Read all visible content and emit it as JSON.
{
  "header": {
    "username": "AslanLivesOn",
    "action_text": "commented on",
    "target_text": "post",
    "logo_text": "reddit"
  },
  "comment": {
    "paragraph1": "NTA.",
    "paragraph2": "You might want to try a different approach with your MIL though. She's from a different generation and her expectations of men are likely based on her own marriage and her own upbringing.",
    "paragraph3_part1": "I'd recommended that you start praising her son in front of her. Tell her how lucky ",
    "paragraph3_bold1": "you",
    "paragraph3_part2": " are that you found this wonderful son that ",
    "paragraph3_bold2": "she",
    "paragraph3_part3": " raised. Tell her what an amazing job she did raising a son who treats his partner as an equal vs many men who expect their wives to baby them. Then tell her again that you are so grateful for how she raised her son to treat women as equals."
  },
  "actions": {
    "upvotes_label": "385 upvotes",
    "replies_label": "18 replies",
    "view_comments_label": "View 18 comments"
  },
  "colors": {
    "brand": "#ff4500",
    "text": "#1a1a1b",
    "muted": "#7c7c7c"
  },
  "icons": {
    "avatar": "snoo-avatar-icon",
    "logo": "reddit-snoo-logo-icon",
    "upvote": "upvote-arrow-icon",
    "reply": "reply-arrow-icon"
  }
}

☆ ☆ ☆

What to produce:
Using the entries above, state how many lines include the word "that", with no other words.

Written reply:
3